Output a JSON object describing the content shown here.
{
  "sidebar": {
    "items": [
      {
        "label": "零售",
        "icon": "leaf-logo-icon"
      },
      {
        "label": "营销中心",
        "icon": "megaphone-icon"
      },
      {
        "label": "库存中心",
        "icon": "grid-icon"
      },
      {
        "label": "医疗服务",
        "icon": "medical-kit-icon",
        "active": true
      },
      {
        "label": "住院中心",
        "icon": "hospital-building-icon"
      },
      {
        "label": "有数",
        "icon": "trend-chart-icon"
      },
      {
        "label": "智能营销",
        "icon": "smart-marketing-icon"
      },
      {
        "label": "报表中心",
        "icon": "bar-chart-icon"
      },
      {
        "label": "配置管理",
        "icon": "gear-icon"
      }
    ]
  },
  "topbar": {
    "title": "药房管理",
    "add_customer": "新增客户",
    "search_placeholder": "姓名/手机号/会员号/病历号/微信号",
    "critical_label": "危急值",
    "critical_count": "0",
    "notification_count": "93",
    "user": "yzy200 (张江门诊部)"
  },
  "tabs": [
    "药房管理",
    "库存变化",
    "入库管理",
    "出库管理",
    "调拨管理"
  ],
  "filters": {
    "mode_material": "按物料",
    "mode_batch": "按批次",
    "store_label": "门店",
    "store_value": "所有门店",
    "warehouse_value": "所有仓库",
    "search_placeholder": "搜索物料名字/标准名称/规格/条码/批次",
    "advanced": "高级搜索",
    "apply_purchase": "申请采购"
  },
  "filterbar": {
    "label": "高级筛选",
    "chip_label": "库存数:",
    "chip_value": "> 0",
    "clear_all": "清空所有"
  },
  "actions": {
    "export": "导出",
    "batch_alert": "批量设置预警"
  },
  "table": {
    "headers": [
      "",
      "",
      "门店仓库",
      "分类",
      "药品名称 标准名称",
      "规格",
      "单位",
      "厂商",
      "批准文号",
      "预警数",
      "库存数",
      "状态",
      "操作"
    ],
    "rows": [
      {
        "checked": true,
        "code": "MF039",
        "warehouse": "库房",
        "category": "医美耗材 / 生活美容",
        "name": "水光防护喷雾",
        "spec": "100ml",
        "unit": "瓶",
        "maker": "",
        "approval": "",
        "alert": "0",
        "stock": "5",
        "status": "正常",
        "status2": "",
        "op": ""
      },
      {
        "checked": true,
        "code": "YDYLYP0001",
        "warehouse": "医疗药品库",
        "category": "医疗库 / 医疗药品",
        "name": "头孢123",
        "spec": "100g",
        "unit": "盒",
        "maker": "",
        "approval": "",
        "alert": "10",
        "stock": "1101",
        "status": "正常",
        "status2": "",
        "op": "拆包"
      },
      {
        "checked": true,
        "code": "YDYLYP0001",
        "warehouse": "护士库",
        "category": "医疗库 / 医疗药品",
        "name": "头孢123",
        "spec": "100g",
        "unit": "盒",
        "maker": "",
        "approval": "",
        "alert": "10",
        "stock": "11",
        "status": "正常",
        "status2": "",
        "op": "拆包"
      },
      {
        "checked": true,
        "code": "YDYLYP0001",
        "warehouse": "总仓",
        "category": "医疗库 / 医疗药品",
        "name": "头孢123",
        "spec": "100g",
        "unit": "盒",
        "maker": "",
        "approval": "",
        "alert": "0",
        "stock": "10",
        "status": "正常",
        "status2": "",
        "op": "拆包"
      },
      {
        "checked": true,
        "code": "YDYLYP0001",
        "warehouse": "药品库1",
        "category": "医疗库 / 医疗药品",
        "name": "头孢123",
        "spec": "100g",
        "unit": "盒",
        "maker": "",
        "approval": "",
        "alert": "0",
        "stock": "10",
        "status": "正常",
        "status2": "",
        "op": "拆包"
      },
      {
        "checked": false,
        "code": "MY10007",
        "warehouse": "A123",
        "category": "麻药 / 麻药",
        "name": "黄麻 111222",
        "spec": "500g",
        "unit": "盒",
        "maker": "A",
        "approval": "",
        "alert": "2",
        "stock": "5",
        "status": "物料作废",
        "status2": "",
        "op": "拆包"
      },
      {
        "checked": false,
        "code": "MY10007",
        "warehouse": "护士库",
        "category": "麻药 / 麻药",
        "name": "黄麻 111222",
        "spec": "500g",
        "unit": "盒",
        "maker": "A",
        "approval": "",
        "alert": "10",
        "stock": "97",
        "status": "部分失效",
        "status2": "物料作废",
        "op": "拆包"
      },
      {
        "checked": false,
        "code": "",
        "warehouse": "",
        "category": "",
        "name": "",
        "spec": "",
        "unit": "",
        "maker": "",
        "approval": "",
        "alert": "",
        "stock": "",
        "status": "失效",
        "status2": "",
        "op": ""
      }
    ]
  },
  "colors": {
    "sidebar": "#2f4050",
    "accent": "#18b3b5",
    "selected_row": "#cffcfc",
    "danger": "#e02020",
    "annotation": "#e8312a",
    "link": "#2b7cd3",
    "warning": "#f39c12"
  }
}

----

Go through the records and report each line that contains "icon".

▸ **EXERCISE SOLUTION**:
        "icon": "leaf-logo-icon"
        "icon": "megaphone-icon"
        "icon": "grid-icon"
        "icon": "medical-kit-icon",
        "icon": "hospital-building-icon"
        "icon": "trend-chart-icon"
        "icon": "smart-marketing-icon"
        "icon": "bar-chart-icon"
        "icon": "gear-icon"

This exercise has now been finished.